(Task brief):
Print a faithful copy of the data below, word for word, with the pictures left out.

(Provided data):
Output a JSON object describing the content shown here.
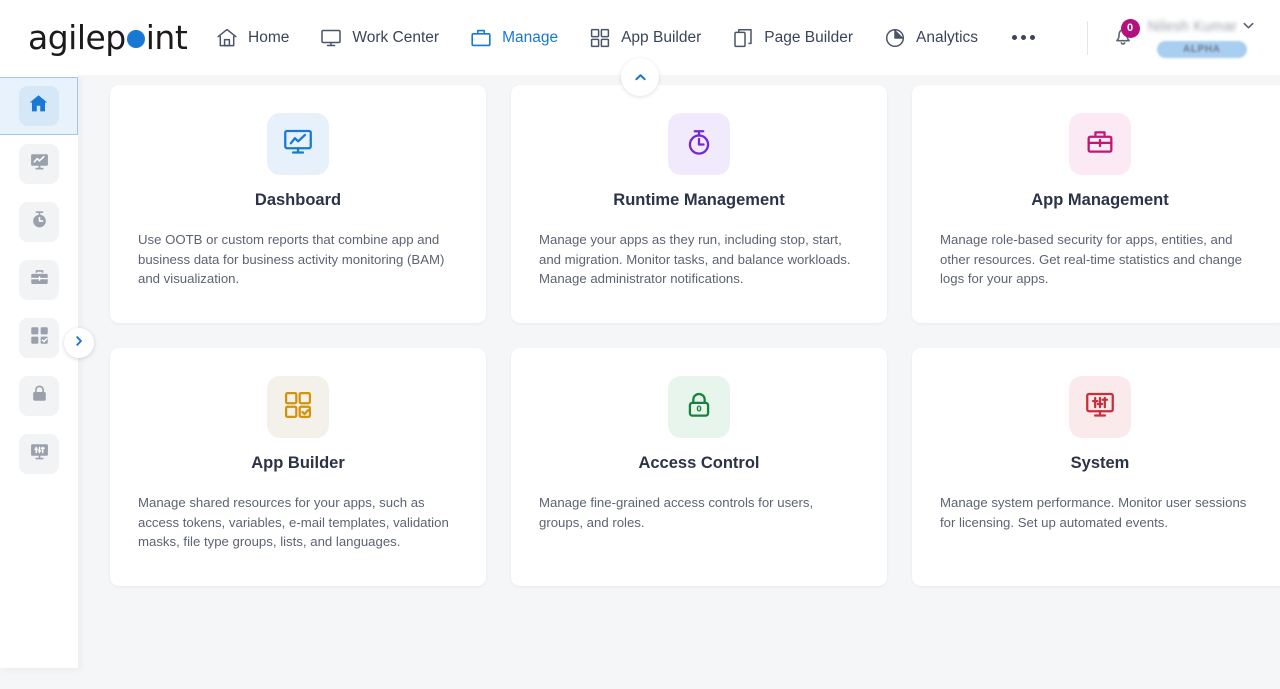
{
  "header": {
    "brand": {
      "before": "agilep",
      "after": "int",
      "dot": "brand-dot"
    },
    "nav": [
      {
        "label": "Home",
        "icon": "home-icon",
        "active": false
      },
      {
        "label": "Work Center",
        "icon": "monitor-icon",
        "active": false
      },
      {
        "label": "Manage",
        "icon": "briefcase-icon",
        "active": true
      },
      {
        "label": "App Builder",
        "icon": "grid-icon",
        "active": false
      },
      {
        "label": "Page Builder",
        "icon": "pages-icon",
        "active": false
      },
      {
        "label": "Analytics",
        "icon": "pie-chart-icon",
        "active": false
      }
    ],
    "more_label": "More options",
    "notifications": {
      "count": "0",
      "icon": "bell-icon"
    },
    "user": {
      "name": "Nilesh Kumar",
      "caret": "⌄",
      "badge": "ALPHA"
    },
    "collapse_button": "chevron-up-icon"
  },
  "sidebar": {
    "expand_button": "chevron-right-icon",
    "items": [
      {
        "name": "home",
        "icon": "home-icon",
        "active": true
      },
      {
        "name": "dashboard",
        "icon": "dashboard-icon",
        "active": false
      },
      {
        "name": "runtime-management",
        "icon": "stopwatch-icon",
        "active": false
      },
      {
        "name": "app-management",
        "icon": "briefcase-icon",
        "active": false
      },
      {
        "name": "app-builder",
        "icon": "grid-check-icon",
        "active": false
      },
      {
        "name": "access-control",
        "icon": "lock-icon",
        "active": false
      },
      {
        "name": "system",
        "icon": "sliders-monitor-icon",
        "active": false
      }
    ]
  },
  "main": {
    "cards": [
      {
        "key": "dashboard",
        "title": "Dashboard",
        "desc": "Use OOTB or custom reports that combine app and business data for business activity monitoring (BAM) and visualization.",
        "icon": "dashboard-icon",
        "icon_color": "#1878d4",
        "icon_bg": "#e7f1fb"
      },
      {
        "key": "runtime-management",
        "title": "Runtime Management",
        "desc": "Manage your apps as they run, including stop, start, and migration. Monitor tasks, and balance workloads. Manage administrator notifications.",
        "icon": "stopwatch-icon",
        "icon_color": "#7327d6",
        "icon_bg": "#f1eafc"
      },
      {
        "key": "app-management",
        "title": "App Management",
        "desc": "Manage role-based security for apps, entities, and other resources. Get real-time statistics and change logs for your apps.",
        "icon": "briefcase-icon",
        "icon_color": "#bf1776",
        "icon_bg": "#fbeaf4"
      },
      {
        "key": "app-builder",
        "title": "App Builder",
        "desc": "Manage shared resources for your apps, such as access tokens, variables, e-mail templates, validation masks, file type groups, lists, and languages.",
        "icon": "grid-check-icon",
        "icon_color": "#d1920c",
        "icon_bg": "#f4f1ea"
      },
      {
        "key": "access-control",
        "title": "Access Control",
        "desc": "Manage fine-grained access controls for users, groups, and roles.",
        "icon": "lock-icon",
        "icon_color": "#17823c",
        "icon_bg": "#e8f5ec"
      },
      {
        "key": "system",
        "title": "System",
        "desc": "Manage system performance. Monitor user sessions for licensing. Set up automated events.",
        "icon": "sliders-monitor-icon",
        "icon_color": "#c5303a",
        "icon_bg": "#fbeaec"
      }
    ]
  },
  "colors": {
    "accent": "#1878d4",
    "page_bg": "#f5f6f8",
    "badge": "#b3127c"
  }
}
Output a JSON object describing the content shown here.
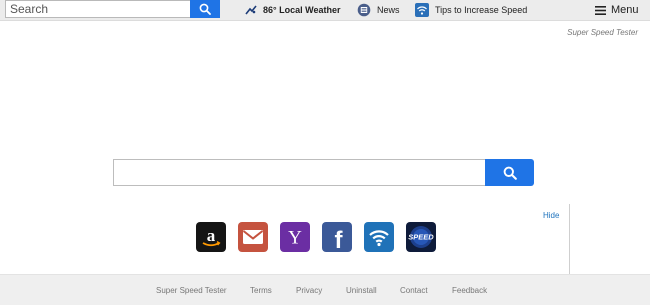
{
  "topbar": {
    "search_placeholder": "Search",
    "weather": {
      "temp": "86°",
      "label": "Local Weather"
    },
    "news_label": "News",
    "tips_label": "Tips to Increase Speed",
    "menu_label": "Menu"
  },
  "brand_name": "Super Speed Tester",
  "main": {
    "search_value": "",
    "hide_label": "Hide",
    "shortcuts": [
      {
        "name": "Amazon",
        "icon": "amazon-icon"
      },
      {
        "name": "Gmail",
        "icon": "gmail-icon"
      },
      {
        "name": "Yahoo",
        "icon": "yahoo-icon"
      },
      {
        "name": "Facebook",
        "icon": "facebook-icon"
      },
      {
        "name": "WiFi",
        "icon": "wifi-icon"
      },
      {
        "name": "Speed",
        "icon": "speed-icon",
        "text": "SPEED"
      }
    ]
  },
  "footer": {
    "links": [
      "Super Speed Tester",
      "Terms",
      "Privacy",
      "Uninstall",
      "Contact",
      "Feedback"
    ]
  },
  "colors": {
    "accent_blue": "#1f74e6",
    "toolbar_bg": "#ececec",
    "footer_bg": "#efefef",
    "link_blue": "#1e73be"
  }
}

(Answer below):
Output a JSON object describing the content shown here.
{
  "header": {
    "brand": {
      "before": "agilep",
      "after": "int",
      "dot": "brand-dot"
    },
    "nav": [
      {
        "label": "Home",
        "icon": "home-icon",
        "active": false
      },
      {
        "label": "Work Center",
        "icon": "monitor-icon",
        "active": false
      },
      {
        "label": "Manage",
        "icon": "briefcase-icon",
        "active": true
      },
      {
        "label": "App Builder",
        "icon": "grid-icon",
        "active": false
      },
      {
        "label": "Page Builder",
        "icon": "pages-icon",
        "active": false
      },
      {
        "label": "Analytics",
        "icon": "pie-chart-icon",
        "active": false
      }
    ],
    "more_label": "More options",
    "notifications": {
      "count": "0",
      "icon": "bell-icon"
    },
    "user": {
      "name": "Nilesh Kumar",
      "caret": "⌄",
      "badge": "ALPHA"
    },
    "collapse_button": "chevron-up-icon"
  },
  "sidebar": {
    "expand_button": "chevron-right-icon",
    "items": [
      {
        "name": "home",
        "icon": "home-icon",
        "active": true
      },
      {
        "name": "dashboard",
        "icon": "dashboard-icon",
        "active": false
      },
      {
        "name": "runtime-management",
        "icon": "stopwatch-icon",
        "active": false
      },
      {
        "name": "app-management",
        "icon": "briefcase-icon",
        "active": false
      },
      {
        "name": "app-builder",
        "icon": "grid-check-icon",
        "active": false
      },
      {
        "name": "access-control",
        "icon": "lock-icon",
        "active": false
      },
      {
        "name": "system",
        "icon": "sliders-monitor-icon",
        "active": false
      }
    ]
  },
  "main": {
    "cards": [
      {
        "key": "dashboard",
        "title": "Dashboard",
        "desc": "Use OOTB or custom reports that combine app and business data for business activity monitoring (BAM) and visualization.",
        "icon": "dashboard-icon",
        "icon_color": "#1878d4",
        "icon_bg": "#e7f1fb"
      },
      {
        "key": "runtime-management",
        "title": "Runtime Management",
        "desc": "Manage your apps as they run, including stop, start, and migration. Monitor tasks, and balance workloads. Manage administrator notifications.",
        "icon": "stopwatch-icon",
        "icon_color": "#7327d6",
        "icon_bg": "#f1eafc"
      },
      {
        "key": "app-management",
        "title": "App Management",
        "desc": "Manage role-based security for apps, entities, and other resources. Get real-time statistics and change logs for your apps.",
        "icon": "briefcase-icon",
        "icon_color": "#bf1776",
        "icon_bg": "#fbeaf4"
      },
      {
        "key": "app-builder",
        "title": "App Builder",
        "desc": "Manage shared resources for your apps, such as access tokens, variables, e-mail templates, validation masks, file type groups, lists, and languages.",
        "icon": "grid-check-icon",
        "icon_color": "#d1920c",
        "icon_bg": "#f4f1ea"
      },
      {
        "key": "access-control",
        "title": "Access Control",
        "desc": "Manage fine-grained access controls for users, groups, and roles.",
        "icon": "lock-icon",
        "icon_color": "#17823c",
        "icon_bg": "#e8f5ec"
      },
      {
        "key": "system",
        "title": "System",
        "desc": "Manage system performance. Monitor user sessions for licensing. Set up automated events.",
        "icon": "sliders-monitor-icon",
        "icon_color": "#c5303a",
        "icon_bg": "#fbeaec"
      }
    ]
  },
  "colors": {
    "accent": "#1878d4",
    "page_bg": "#f5f6f8",
    "badge": "#b3127c"
  }
}
Output a JSON object describing the content shown here.
{
  "topbar": {
    "search_placeholder": "Search",
    "weather": {
      "temp": "86°",
      "label": "Local Weather"
    },
    "news_label": "News",
    "tips_label": "Tips to Increase Speed",
    "menu_label": "Menu"
  },
  "brand_name": "Super Speed Tester",
  "main": {
    "search_value": "",
    "hide_label": "Hide",
    "shortcuts": [
      {
        "name": "Amazon",
        "icon": "amazon-icon"
      },
      {
        "name": "Gmail",
        "icon": "gmail-icon"
      },
      {
        "name": "Yahoo",
        "icon": "yahoo-icon"
      },
      {
        "name": "Facebook",
        "icon": "facebook-icon"
      },
      {
        "name": "WiFi",
        "icon": "wifi-icon"
      },
      {
        "name": "Speed",
        "icon": "speed-icon",
        "text": "SPEED"
      }
    ]
  },
  "footer": {
    "links": [
      "Super Speed Tester",
      "Terms",
      "Privacy",
      "Uninstall",
      "Contact",
      "Feedback"
    ]
  },
  "colors": {
    "accent_blue": "#1f74e6",
    "toolbar_bg": "#ececec",
    "footer_bg": "#efefef",
    "link_blue": "#1e73be"
  }
}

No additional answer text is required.